Located in South-East Queensland on land traditionally owned by the Yuggera People, Hiddenvale is being restored to biodiverse native forest, enhancing the quality of koala habitat in the region.
Greenfleet is focussed on climate action and ecosystem restoration, and this unique project allows us to bring these processes together with research that is exploring how to future-proof restored native forests for a changing climate.
Through this collaboration, there are many project partners involved including Queensland Trust for Nature (QTFN), Turner Family Foundation, University of Queensland and the Queensland Government.
The entire revegetation area at Hiddenvale sits on the floodplain of the Franklin Vale Creek and Greenfleet’s aim was to re-establish the natural ecosystem that occurs in the area.
In 2021, Greenfleet planted a total of 28,000 native trees across 27 hectares of this property with species such as Southern Salwood (Acacia disparrima subsp. disparrima), Broad Leafed-apple (Angophora subvelutina), and Narrow-leaved Ironbark (Euclyptus crebra).Another important species in this reforestation project is the critically endangered Swamp Tea-tree (Melaleuca irbiana), which naturally occurs in the flood plain area.
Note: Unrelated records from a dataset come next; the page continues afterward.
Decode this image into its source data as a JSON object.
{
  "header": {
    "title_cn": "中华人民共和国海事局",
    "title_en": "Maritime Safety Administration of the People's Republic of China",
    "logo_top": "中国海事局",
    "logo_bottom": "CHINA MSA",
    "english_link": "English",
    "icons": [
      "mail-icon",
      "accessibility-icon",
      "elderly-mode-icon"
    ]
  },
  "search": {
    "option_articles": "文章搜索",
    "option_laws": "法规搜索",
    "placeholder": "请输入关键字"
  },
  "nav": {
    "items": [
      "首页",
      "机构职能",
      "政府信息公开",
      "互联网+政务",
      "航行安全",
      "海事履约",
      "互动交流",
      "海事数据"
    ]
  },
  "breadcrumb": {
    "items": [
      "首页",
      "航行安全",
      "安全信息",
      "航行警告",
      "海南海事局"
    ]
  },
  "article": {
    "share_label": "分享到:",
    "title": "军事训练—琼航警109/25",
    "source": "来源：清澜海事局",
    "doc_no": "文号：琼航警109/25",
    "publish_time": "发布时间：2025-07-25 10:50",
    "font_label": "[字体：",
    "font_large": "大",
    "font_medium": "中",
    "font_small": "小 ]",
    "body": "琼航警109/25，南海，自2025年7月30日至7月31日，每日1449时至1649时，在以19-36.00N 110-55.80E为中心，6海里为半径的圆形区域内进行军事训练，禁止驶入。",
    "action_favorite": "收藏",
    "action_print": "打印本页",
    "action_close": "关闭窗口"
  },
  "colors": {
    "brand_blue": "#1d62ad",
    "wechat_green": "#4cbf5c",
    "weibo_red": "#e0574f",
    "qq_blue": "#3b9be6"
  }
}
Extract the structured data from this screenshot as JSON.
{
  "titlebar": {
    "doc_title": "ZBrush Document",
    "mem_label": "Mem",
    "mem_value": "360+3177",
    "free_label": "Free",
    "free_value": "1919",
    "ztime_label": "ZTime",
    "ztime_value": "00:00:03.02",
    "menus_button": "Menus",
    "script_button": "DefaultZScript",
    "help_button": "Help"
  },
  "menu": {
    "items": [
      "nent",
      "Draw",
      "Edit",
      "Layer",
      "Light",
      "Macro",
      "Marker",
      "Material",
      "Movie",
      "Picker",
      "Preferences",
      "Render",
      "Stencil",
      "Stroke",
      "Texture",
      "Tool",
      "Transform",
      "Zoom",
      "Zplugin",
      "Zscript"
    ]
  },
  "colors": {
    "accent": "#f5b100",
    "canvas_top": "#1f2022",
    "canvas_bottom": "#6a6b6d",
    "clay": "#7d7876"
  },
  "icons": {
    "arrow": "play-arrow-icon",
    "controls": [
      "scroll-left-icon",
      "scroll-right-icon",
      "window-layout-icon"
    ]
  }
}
Creating legally protected habitat
This collaborative project will play a critical role in taking climate action and in addition to this, it will be pivotal in building and extending the regions’ koala habitat. Greenfleet is working on multiple critical projects that are building koala habitat in Queensland including Dangerbridge and Koala Crossing.
The project aims to establish emergent, canopy and understorey species to restore natural canopy cover and increase koala food tree abundance. In the planting design, Greenfleet included species that are important as food sources and habitat for these animals such as Forest Red Gum (Eucalyptus tereticornis).
Koalas in adjacent vegetation
Greenfleet’s revegetation has been strategically designed to link known populations of koalas on the floodplain of Franklin Vale Creek to populations of the Little Liverpool Range to the west. The project also integrates road safety with revegetation design to direct koalas to cross under the road safely.
Additional to koalas, as the forest at Hiddenvale becomes more established, it will also provide habitat for Sugar Gliders and other small marsupials.
Future-proofing the reforestation
As well as being an important project in the establishment of koala habitat, Hiddenvale is also home to a climate provenance study conducted by the University of Queensland.
The principal aims of this experiment are to improve understanding for how diversity and composition of woodland restoration efforts influence tree survival and growth. Additionally, it will improve researcher’s understanding of how local and non-local dry provenance ecotypes perform under future climatic conditions.
The experiment further aims to explore the potentially positive effects of soil inocula and biosolids on the survival and growth of woodland plantings. This study will build on Greenfleet’s collaborative climate provenance restoration work already completed with Bush Heritage Australia at Nardoo Hills in Central Victoria.
All of Greenfleet’s work is vital in fighting the impacts of climate change but research like this is important as we face the realities of a changing climate.
The forest planted at Hiddenvale is legally protected for 100 years, allowing it to take long-term and sustainable climate action. Over its lifetime, it will capture more than 20,000 tonnes of CO2-e from the atmosphere - equivalent to the emissions from 4,650 cars in Australia each year.
- Acacia disparrima
- Acacia salicinia
- Acacia glaucocarpa
- Alphitonia excelsa
- Angophora floribunda
- Angophora subvelutina
- Corymbia citriodira subsp. varigata
- Corymbia intermedia
- Corymbia tesselaris
- Eucalyptus crebra
- Eucalyptus molaccana
- Eucalyptus territicornis
- Lophostemon suaveolens
- Melaleuca irbiana